### What is being asked
If "Textbooks" shows up in a line of the material, return that line.

↓

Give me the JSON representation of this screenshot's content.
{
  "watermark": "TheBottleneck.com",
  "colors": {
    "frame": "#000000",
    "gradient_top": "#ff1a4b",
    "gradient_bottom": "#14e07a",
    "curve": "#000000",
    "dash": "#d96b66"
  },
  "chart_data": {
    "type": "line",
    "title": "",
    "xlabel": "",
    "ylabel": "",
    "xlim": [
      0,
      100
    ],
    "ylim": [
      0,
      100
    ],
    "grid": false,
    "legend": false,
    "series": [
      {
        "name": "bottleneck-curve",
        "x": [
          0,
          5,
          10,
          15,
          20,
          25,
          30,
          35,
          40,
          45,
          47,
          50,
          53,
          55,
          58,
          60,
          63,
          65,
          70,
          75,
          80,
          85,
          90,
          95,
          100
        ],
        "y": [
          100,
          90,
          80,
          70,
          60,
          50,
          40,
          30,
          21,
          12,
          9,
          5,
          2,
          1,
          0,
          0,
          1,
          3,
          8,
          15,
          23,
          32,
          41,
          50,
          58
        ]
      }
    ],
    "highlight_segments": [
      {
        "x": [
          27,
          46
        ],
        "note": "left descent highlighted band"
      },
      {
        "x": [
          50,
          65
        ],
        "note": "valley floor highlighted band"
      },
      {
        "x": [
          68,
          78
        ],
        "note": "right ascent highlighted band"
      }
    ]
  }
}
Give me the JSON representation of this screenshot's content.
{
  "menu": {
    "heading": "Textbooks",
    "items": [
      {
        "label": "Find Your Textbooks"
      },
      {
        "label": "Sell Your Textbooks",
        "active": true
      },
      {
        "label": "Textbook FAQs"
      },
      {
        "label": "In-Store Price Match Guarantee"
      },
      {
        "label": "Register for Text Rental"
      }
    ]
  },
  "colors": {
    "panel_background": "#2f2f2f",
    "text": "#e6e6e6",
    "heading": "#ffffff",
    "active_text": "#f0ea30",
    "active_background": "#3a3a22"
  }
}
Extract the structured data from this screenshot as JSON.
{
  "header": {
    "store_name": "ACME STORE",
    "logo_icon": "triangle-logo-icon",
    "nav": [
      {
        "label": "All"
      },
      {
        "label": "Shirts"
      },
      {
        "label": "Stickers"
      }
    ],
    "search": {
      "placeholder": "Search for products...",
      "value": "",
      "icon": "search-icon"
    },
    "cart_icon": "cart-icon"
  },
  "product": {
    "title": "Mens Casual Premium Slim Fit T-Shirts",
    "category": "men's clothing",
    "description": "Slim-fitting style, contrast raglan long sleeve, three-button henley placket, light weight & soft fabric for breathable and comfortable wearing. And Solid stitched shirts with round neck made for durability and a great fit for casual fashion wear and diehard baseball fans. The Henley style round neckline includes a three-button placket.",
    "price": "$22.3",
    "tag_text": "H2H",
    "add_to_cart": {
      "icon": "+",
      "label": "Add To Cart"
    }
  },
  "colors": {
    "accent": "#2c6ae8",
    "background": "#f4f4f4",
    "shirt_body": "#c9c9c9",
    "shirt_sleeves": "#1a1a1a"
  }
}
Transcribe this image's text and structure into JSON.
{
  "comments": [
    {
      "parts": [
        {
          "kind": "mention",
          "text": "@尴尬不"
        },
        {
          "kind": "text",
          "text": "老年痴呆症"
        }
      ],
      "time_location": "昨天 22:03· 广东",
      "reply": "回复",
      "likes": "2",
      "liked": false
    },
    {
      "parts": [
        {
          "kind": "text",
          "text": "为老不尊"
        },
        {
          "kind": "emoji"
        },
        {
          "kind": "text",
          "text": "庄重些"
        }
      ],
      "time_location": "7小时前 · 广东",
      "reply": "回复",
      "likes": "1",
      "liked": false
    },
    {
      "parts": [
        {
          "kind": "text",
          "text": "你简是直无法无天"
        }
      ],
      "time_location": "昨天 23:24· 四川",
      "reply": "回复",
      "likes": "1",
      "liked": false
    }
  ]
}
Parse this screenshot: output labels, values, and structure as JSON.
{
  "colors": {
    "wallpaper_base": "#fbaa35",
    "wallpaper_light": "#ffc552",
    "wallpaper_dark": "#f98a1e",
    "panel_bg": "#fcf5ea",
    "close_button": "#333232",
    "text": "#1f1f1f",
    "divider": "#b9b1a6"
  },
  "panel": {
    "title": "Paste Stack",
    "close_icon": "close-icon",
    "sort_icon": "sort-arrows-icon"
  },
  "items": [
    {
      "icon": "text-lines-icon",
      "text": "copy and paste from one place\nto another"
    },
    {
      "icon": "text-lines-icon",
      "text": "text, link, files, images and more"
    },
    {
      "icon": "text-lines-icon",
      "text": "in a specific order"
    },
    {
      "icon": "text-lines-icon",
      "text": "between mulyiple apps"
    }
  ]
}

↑

### Problem solution
    "heading": "Textbooks",
        "label": "Find Your Textbooks"
        "label": "Sell Your Textbooks",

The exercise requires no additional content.